§ DATA FOR THIS TASK:
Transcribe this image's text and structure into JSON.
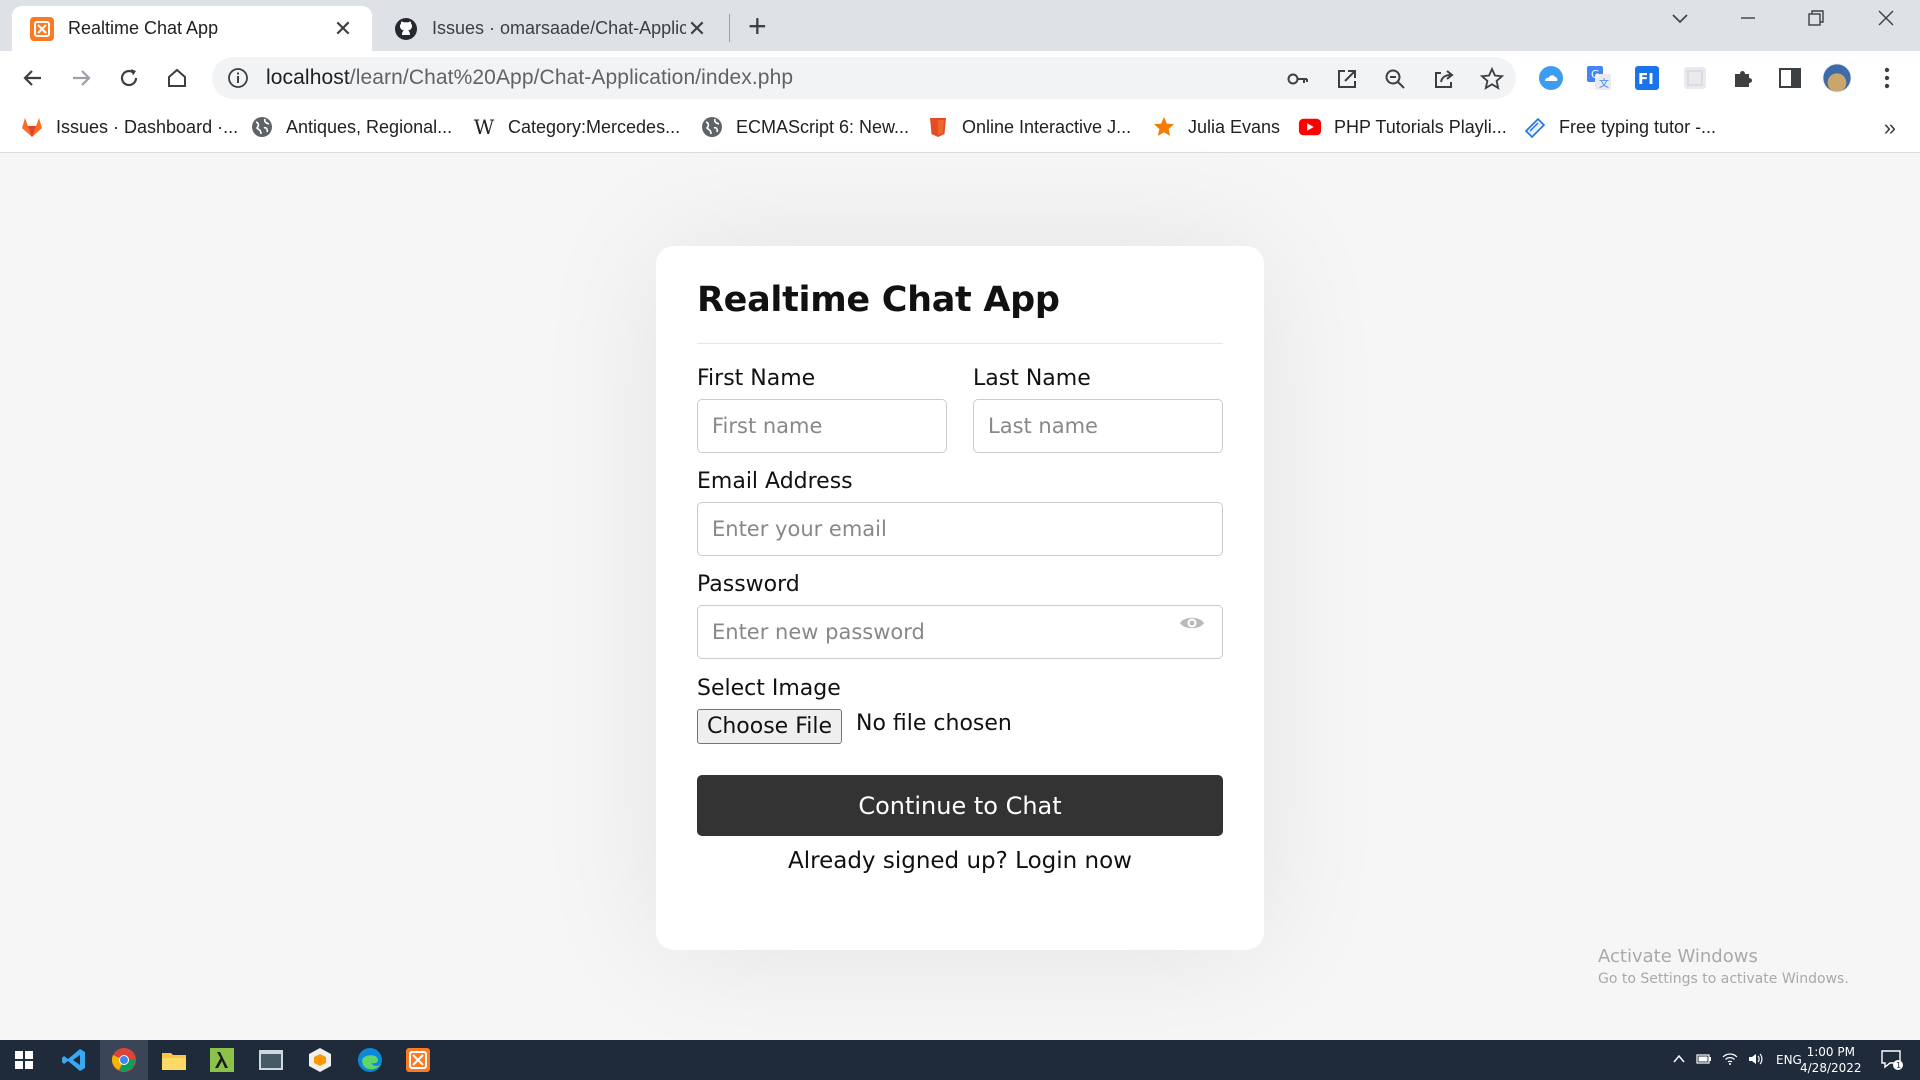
{
  "browser": {
    "tabs": [
      {
        "title": "Realtime Chat App",
        "active": true
      },
      {
        "title": "Issues · omarsaade/Chat-Applica",
        "active": false
      }
    ],
    "url": {
      "host": "localhost",
      "path": "/learn/Chat%20App/Chat-Application/index.php"
    },
    "bookmarks": [
      {
        "label": "Issues · Dashboard ·...",
        "icon": "gitlab-icon"
      },
      {
        "label": "Antiques, Regional...",
        "icon": "globe-icon"
      },
      {
        "label": "Category:Mercedes...",
        "icon": "wikipedia-icon"
      },
      {
        "label": "ECMAScript 6: New...",
        "icon": "globe-icon"
      },
      {
        "label": "Online Interactive J...",
        "icon": "shield-icon"
      },
      {
        "label": "Julia Evans",
        "icon": "star-icon"
      },
      {
        "label": "PHP Tutorials Playli...",
        "icon": "youtube-icon"
      },
      {
        "label": "Free typing tutor -...",
        "icon": "keyboard-icon"
      }
    ],
    "more": "»"
  },
  "form": {
    "title": "Realtime Chat App",
    "first_name": {
      "label": "First Name",
      "placeholder": "First name"
    },
    "last_name": {
      "label": "Last Name",
      "placeholder": "Last name"
    },
    "email": {
      "label": "Email Address",
      "placeholder": "Enter your email"
    },
    "password": {
      "label": "Password",
      "placeholder": "Enter new password"
    },
    "image": {
      "label": "Select Image",
      "button": "Choose File",
      "status": "No file chosen"
    },
    "submit": "Continue to Chat",
    "signup_prompt": "Already signed up?",
    "login_link": "Login now"
  },
  "watermark": {
    "line1": "Activate Windows",
    "line2": "Go to Settings to activate Windows."
  },
  "taskbar": {
    "lang": "ENG",
    "time": "1:00 PM",
    "date": "4/28/2022",
    "notifications": "1"
  }
}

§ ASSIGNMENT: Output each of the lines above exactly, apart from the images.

§ RESPONSE TO THIS TASK:
Transcribe this image's text and structure into JSON.
{
  "browser": {
    "tabs": [
      {
        "title": "Realtime Chat App",
        "active": true
      },
      {
        "title": "Issues · omarsaade/Chat-Applica",
        "active": false
      }
    ],
    "url": {
      "host": "localhost",
      "path": "/learn/Chat%20App/Chat-Application/index.php"
    },
    "bookmarks": [
      {
        "label": "Issues · Dashboard ·...",
        "icon": "gitlab-icon"
      },
      {
        "label": "Antiques, Regional...",
        "icon": "globe-icon"
      },
      {
        "label": "Category:Mercedes...",
        "icon": "wikipedia-icon"
      },
      {
        "label": "ECMAScript 6: New...",
        "icon": "globe-icon"
      },
      {
        "label": "Online Interactive J...",
        "icon": "shield-icon"
      },
      {
        "label": "Julia Evans",
        "icon": "star-icon"
      },
      {
        "label": "PHP Tutorials Playli...",
        "icon": "youtube-icon"
      },
      {
        "label": "Free typing tutor -...",
        "icon": "keyboard-icon"
      }
    ],
    "more": "»"
  },
  "form": {
    "title": "Realtime Chat App",
    "first_name": {
      "label": "First Name",
      "placeholder": "First name"
    },
    "last_name": {
      "label": "Last Name",
      "placeholder": "Last name"
    },
    "email": {
      "label": "Email Address",
      "placeholder": "Enter your email"
    },
    "password": {
      "label": "Password",
      "placeholder": "Enter new password"
    },
    "image": {
      "label": "Select Image",
      "button": "Choose File",
      "status": "No file chosen"
    },
    "submit": "Continue to Chat",
    "signup_prompt": "Already signed up?",
    "login_link": "Login now"
  },
  "watermark": {
    "line1": "Activate Windows",
    "line2": "Go to Settings to activate Windows."
  },
  "taskbar": {
    "lang": "ENG",
    "time": "1:00 PM",
    "date": "4/28/2022",
    "notifications": "1"
  }
}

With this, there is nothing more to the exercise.